Instructions to follow | What is needed is an exact copy of the records below, without the pictures.

++++ Supplied entries

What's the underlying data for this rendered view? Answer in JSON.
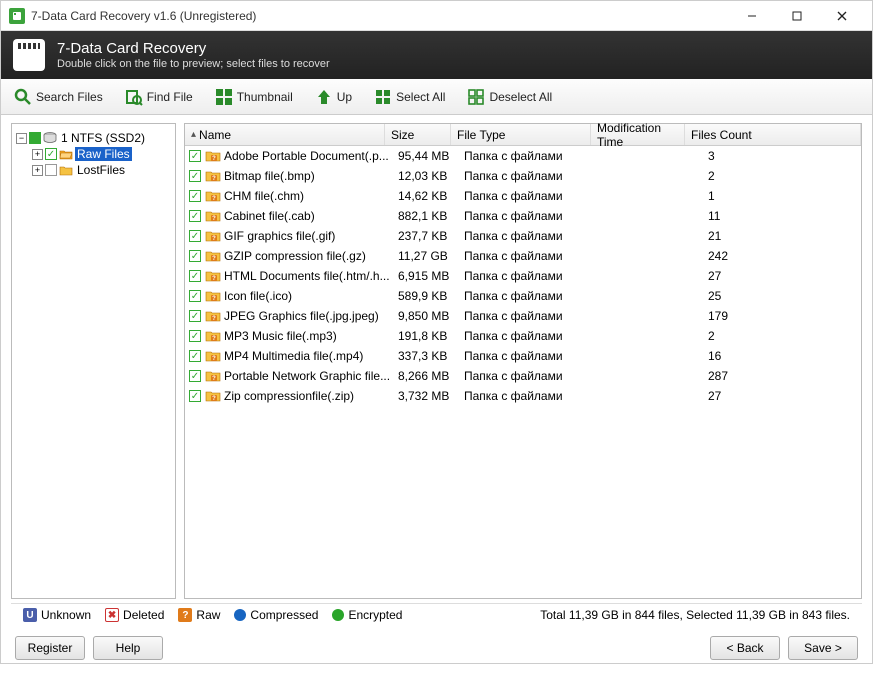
{
  "window": {
    "title": "7-Data Card Recovery v1.6 (Unregistered)"
  },
  "header": {
    "title": "7-Data Card Recovery",
    "subtitle": "Double click on the file to preview; select files to recover"
  },
  "toolbar": {
    "search": "Search Files",
    "find": "Find File",
    "thumbnail": "Thumbnail",
    "up": "Up",
    "selectall": "Select All",
    "deselectall": "Deselect All"
  },
  "tree": {
    "root": "1 NTFS (SSD2)",
    "raw": "Raw Files",
    "lost": "LostFiles"
  },
  "columns": {
    "name": "Name",
    "size": "Size",
    "type": "File Type",
    "mod": "Modification Time",
    "count": "Files Count"
  },
  "rows": [
    {
      "name": "Adobe Portable Document(.p...",
      "size": "95,44 MB",
      "type": "Папка с файлами",
      "count": "3"
    },
    {
      "name": "Bitmap file(.bmp)",
      "size": "12,03 KB",
      "type": "Папка с файлами",
      "count": "2"
    },
    {
      "name": "CHM file(.chm)",
      "size": "14,62 KB",
      "type": "Папка с файлами",
      "count": "1"
    },
    {
      "name": "Cabinet file(.cab)",
      "size": "882,1 KB",
      "type": "Папка с файлами",
      "count": "11"
    },
    {
      "name": "GIF graphics file(.gif)",
      "size": "237,7 KB",
      "type": "Папка с файлами",
      "count": "21"
    },
    {
      "name": "GZIP compression file(.gz)",
      "size": "11,27 GB",
      "type": "Папка с файлами",
      "count": "242"
    },
    {
      "name": "HTML Documents file(.htm/.h...",
      "size": "6,915 MB",
      "type": "Папка с файлами",
      "count": "27"
    },
    {
      "name": "Icon file(.ico)",
      "size": "589,9 KB",
      "type": "Папка с файлами",
      "count": "25"
    },
    {
      "name": "JPEG Graphics file(.jpg.jpeg)",
      "size": "9,850 MB",
      "type": "Папка с файлами",
      "count": "179"
    },
    {
      "name": "MP3 Music file(.mp3)",
      "size": "191,8 KB",
      "type": "Папка с файлами",
      "count": "2"
    },
    {
      "name": "MP4 Multimedia file(.mp4)",
      "size": "337,3 KB",
      "type": "Папка с файлами",
      "count": "16"
    },
    {
      "name": "Portable Network Graphic file...",
      "size": "8,266 MB",
      "type": "Папка с файлами",
      "count": "287"
    },
    {
      "name": "Zip compressionfile(.zip)",
      "size": "3,732 MB",
      "type": "Папка с файлами",
      "count": "27"
    }
  ],
  "legend": {
    "unknown": "Unknown",
    "deleted": "Deleted",
    "raw": "Raw",
    "compressed": "Compressed",
    "encrypted": "Encrypted",
    "status": "Total 11,39 GB in 844 files, Selected 11,39 GB in 843 files."
  },
  "footer": {
    "register": "Register",
    "help": "Help",
    "back": "< Back",
    "save": "Save >"
  }
}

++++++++

Written response |
What's the underlying data for this rendered view? Answer in JSON.
{
  "window": {
    "title": "7-Data Card Recovery v1.6 (Unregistered)"
  },
  "header": {
    "title": "7-Data Card Recovery",
    "subtitle": "Double click on the file to preview; select files to recover"
  },
  "toolbar": {
    "search": "Search Files",
    "find": "Find File",
    "thumbnail": "Thumbnail",
    "up": "Up",
    "selectall": "Select All",
    "deselectall": "Deselect All"
  },
  "tree": {
    "root": "1 NTFS (SSD2)",
    "raw": "Raw Files",
    "lost": "LostFiles"
  },
  "columns": {
    "name": "Name",
    "size": "Size",
    "type": "File Type",
    "mod": "Modification Time",
    "count": "Files Count"
  },
  "rows": [
    {
      "name": "Adobe Portable Document(.p...",
      "size": "95,44 MB",
      "type": "Папка с файлами",
      "count": "3"
    },
    {
      "name": "Bitmap file(.bmp)",
      "size": "12,03 KB",
      "type": "Папка с файлами",
      "count": "2"
    },
    {
      "name": "CHM file(.chm)",
      "size": "14,62 KB",
      "type": "Папка с файлами",
      "count": "1"
    },
    {
      "name": "Cabinet file(.cab)",
      "size": "882,1 KB",
      "type": "Папка с файлами",
      "count": "11"
    },
    {
      "name": "GIF graphics file(.gif)",
      "size": "237,7 KB",
      "type": "Папка с файлами",
      "count": "21"
    },
    {
      "name": "GZIP compression file(.gz)",
      "size": "11,27 GB",
      "type": "Папка с файлами",
      "count": "242"
    },
    {
      "name": "HTML Documents file(.htm/.h...",
      "size": "6,915 MB",
      "type": "Папка с файлами",
      "count": "27"
    },
    {
      "name": "Icon file(.ico)",
      "size": "589,9 KB",
      "type": "Папка с файлами",
      "count": "25"
    },
    {
      "name": "JPEG Graphics file(.jpg.jpeg)",
      "size": "9,850 MB",
      "type": "Папка с файлами",
      "count": "179"
    },
    {
      "name": "MP3 Music file(.mp3)",
      "size": "191,8 KB",
      "type": "Папка с файлами",
      "count": "2"
    },
    {
      "name": "MP4 Multimedia file(.mp4)",
      "size": "337,3 KB",
      "type": "Папка с файлами",
      "count": "16"
    },
    {
      "name": "Portable Network Graphic file...",
      "size": "8,266 MB",
      "type": "Папка с файлами",
      "count": "287"
    },
    {
      "name": "Zip compressionfile(.zip)",
      "size": "3,732 MB",
      "type": "Папка с файлами",
      "count": "27"
    }
  ],
  "legend": {
    "unknown": "Unknown",
    "deleted": "Deleted",
    "raw": "Raw",
    "compressed": "Compressed",
    "encrypted": "Encrypted",
    "status": "Total 11,39 GB in 844 files, Selected 11,39 GB in 843 files."
  },
  "footer": {
    "register": "Register",
    "help": "Help",
    "back": "< Back",
    "save": "Save >"
  }
}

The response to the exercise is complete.